Country bars aren't typical meat markets. "People communicate. They talk to you," says Sharon Vincent, a Mount Holly executive secretary who cruises the country scene.
Fragile egos can survive here, in the sea of ruffled skirts and gold teeth, amid the doctors and lawyers and such who gather. "At other clubs, people look you up and down and say: 'Maybe I'll dance with you.' Here, everyone dances with everyone," says Richard Gordon, 54, a Medford Lakes physical therapist who teaches his patients and their families to two-step.
"Ours is an older crowd, that can't relate to rap, and they get tired of oldies" says Anefson.
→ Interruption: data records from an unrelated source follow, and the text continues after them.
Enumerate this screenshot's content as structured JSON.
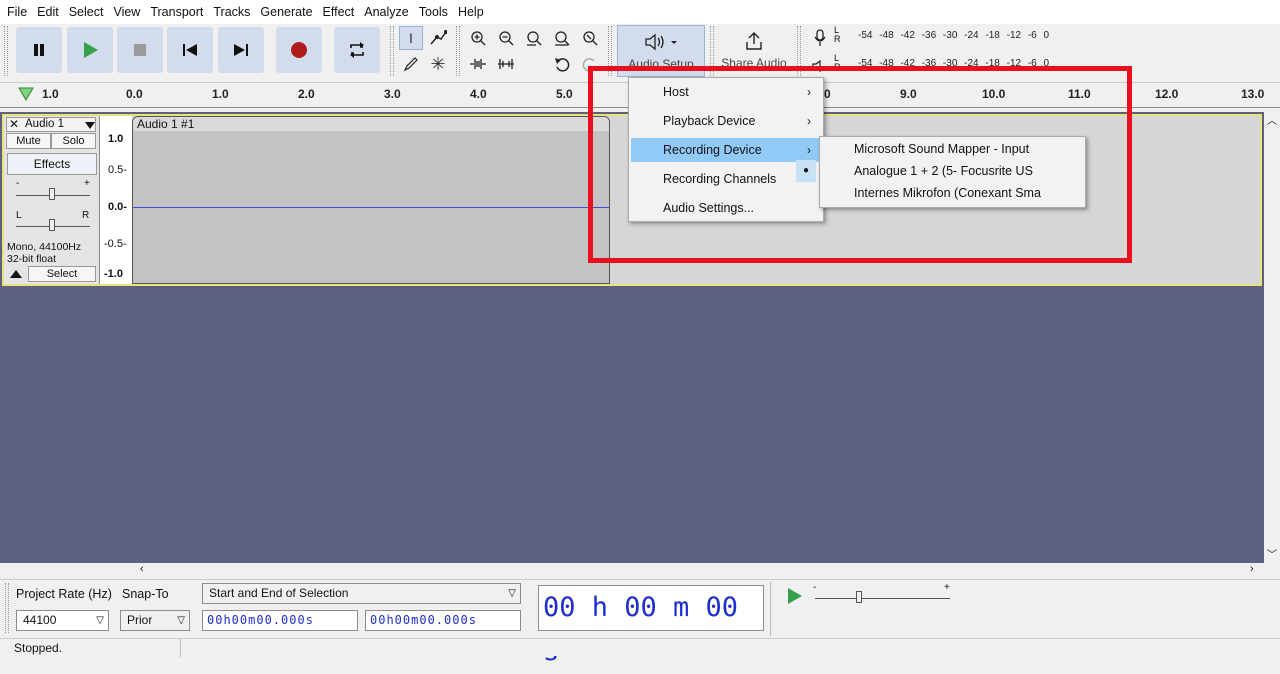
{
  "menubar": {
    "items": [
      "File",
      "Edit",
      "Select",
      "View",
      "Transport",
      "Tracks",
      "Generate",
      "Effect",
      "Analyze",
      "Tools",
      "Help"
    ]
  },
  "toolbar": {
    "transport": [
      "pause-icon",
      "play-icon",
      "stop-icon",
      "skip-start-icon",
      "skip-end-icon",
      "record-icon",
      "loop-icon"
    ],
    "audio_setup_label": "Audio Setup",
    "share_audio_label": "Share Audio",
    "meter_scale": "-54 -48 -42 -36 -30 -24 -18 -12 -6 0",
    "meter_lr_top": "L R",
    "meter_lr_bottom": "L R"
  },
  "ruler": {
    "left_label": "1.0",
    "ticks": [
      "0.0",
      "1.0",
      "2.0",
      "3.0",
      "4.0",
      "5.0",
      "9.0",
      "10.0",
      "11.0",
      "12.0",
      "13.0"
    ],
    "partial_tick": "0"
  },
  "track": {
    "name": "Audio 1",
    "clip_name": "Audio 1 #1",
    "mute_label": "Mute",
    "solo_label": "Solo",
    "effects_label": "Effects",
    "gain_minus": "-",
    "gain_plus": "+",
    "pan_left": "L",
    "pan_right": "R",
    "format_line1": "Mono, 44100Hz",
    "format_line2": "32-bit float",
    "select_label": "Select",
    "scale": [
      "1.0",
      "0.5-",
      "0.0-",
      "-0.5-",
      "-1.0"
    ]
  },
  "audio_setup_menu": {
    "items": [
      {
        "label": "Host",
        "submenu": true
      },
      {
        "label": "Playback Device",
        "submenu": true
      },
      {
        "label": "Recording Device",
        "submenu": true,
        "highlighted": true
      },
      {
        "label": "Recording Channels",
        "submenu": true
      },
      {
        "label": "Audio Settings...",
        "submenu": false
      }
    ]
  },
  "recording_device_submenu": {
    "items": [
      {
        "label": "Microsoft Sound Mapper - Input",
        "selected": false
      },
      {
        "label": "Analogue 1 + 2 (5- Focusrite US",
        "selected": true
      },
      {
        "label": "Internes Mikrofon (Conexant Sma",
        "selected": false
      }
    ]
  },
  "selection_bar": {
    "project_rate_label": "Project Rate (Hz)",
    "project_rate_value": "44100",
    "snap_to_label": "Snap-To",
    "snap_to_value": "Prior",
    "selection_mode": "Start and End of Selection",
    "start_time": "00h00m00.000s",
    "end_time": "00h00m00.000s",
    "big_time": "00 h 00 m 00 s",
    "play_speed_minus": "-",
    "play_speed_plus": "+"
  },
  "status": {
    "text": "Stopped."
  },
  "colors": {
    "highlight": "#91c9f7",
    "annotation_box": "#e8101c",
    "track_background": "#5e6080",
    "waveform_line": "#3d4ed8",
    "record_button": "#b01b1b",
    "play_button": "#36a04a"
  }
}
They're also an early crowd. "They go out early and come home early, because they're working class."
"I used to do ballroom, disco and rock dancing," says Dennis M. Lynch, 54, a Haddonfield Realtor. "But I find country much more uplifting. It's more like a family situation, not a club atmosphere."
Indeed, for the most part, country fans don't seem to be big drinkers. "If you get a buzz, you can't do the dances," explains Anefson. "They are very intricate."
Ethel Cintron, a Palmyra bookkeeper, has brought her husband of 33 years to Club Maverick, his first-ever visit to a country bar. "I usually listen to rock, but at those clubs there are just a bunch of coeds and yuppies. No one like us."
Julio Cintron, glancing around at the cowhide chairs and saloon-style setting, is pleased. "I'm going to learn how to be a two-steppin' fool,"
grins the construction worker. The couple bought cowboy hats, but left them in the car, planning to case the joint first to see the gear everyone else was sporting.
As far as clothing is concerned, many country fans are just weekend cowboys. "Everybody's buying boots and hats and jeans, because they all want to look the part. But during the week, they work in law offices, and they don't have a southern drawl," says Chip Williams.
Barbara Bickford owns Cowtown Cowboy Outfitters in Woodstown, one of a dozen western-wear stores in South Jersey. "Most of my customers are dancers, horse showers, people who farm and drive trucks, and motorcycle riders." She travels to Dallas and Denver three times a year to keep up with the latest hat, boot and fringe fashions.
At Club Maverick, Tim Robertson, 25, is the only black in sight - a function, clubgoers say, of the fact that there aren't many black country
artists. Robertson is also one of the few real cowboys in South Jersey. He packs a pickup and rides bulls in rodeos.
"Being a cowboy . . . you can't wear it like a coat," he says. "It's a lot of little things. We don't bother nobody, nobody bothers us."